§ **WHAT THE TASK REQUIRES**
Pull out every line below that holds the word "name".

BEGIN RECORDS FOR THE TASK

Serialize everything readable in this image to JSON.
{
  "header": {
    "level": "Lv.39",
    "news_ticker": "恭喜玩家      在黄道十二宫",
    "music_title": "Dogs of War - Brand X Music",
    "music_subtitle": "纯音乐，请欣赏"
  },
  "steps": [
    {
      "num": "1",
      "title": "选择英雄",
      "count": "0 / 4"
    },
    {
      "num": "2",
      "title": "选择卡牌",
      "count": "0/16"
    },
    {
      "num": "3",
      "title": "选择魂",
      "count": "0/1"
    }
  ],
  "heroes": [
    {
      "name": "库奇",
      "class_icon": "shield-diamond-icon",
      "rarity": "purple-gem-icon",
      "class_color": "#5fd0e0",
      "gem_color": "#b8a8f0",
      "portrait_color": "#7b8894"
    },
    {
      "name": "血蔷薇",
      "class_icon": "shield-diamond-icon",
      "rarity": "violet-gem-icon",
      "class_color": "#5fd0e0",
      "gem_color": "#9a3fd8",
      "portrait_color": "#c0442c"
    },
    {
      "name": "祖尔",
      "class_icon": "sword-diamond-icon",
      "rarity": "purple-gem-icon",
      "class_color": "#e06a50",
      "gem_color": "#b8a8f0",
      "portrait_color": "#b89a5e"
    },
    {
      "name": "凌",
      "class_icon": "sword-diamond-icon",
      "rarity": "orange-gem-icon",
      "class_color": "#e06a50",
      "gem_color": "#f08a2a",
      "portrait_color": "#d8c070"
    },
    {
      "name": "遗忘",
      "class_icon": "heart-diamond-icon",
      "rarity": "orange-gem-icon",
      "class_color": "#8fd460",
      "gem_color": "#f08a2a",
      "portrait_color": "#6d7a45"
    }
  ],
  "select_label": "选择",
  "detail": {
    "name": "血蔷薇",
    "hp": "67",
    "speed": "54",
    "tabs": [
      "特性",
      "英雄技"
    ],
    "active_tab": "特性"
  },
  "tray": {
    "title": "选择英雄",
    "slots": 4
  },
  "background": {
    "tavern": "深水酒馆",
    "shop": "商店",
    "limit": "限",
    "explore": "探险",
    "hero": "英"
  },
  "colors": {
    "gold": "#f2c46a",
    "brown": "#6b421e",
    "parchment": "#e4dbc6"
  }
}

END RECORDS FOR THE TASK

§ **YOUR SOLUTION**
      "name": "库奇",
      "name": "血蔷薇",
      "name": "祖尔",
      "name": "凌",
      "name": "遗忘",
    "name": "血蔷薇",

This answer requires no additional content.